But since Janette Sadik-Khan was named commissioner of New York City's DOT back in 2007, she's been all those things, and so have her policies. Working within the framework of Mayor Michael Bloomberg's PlaNYC 2030 initiative, which sets ambitious goals for the greening of America's biggest city, Sadik-Khan has undertaken a number of kickass initiatives to reconfigure the streets of New York -- giving primacy to people over automobiles for the first time since Robert Moses started running freeways through the city.
She's created hundreds of miles of new bike lanes, inaugurated a hugely popular "Summer Streets" event, experimented with innovations in Bus Rapid Transit, and, most dramatically, pedestrianized two of New York's legendary crossroads -- Herald Square and Times Square.
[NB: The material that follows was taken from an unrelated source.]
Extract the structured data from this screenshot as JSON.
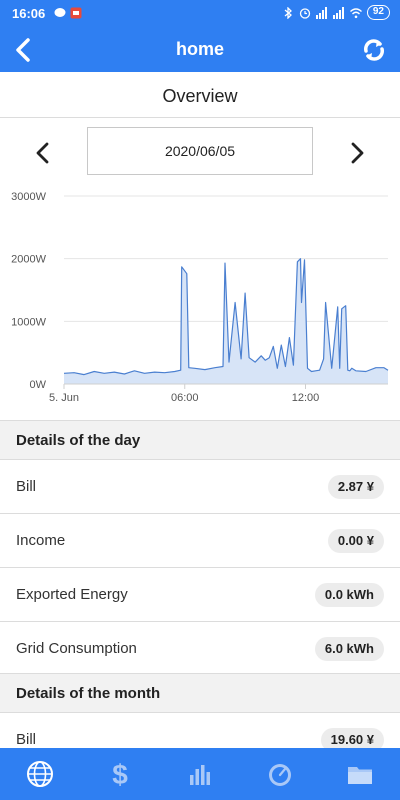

Q. You are looked to by many people around the country as an example for the work you've done here. But obviously New York is an exceptional case in a lot of ways -- I think it's easy for some people to say, oh, that'll work in New York, but it's not going to work anywhere else.
A. Actually, I don't think that's true. I think if we can make it work here, you can make it work almost anywhere. My advice is to be bold. The alchemy of sustainable streets is part art and part science. Be bold, have a vision, lay out where you want to go. That creates buy-in for the initiatives that you pursue.
The second thing is you don't have to have a big budget to have a big impact. We've done a lot of transportation on our streets with low cost treatments. Painting curbs, painting green plazas, planters, repurposed blocks from bridge reconstruction projects. You can do a lot to transform a street without a big capital budget.
People are also tired of waiting years and years to see changes.
I think that's why the New York example has resonated around the country and around the world. In the last three years, we've transformed some really important parts of the city, not spending very much money at all.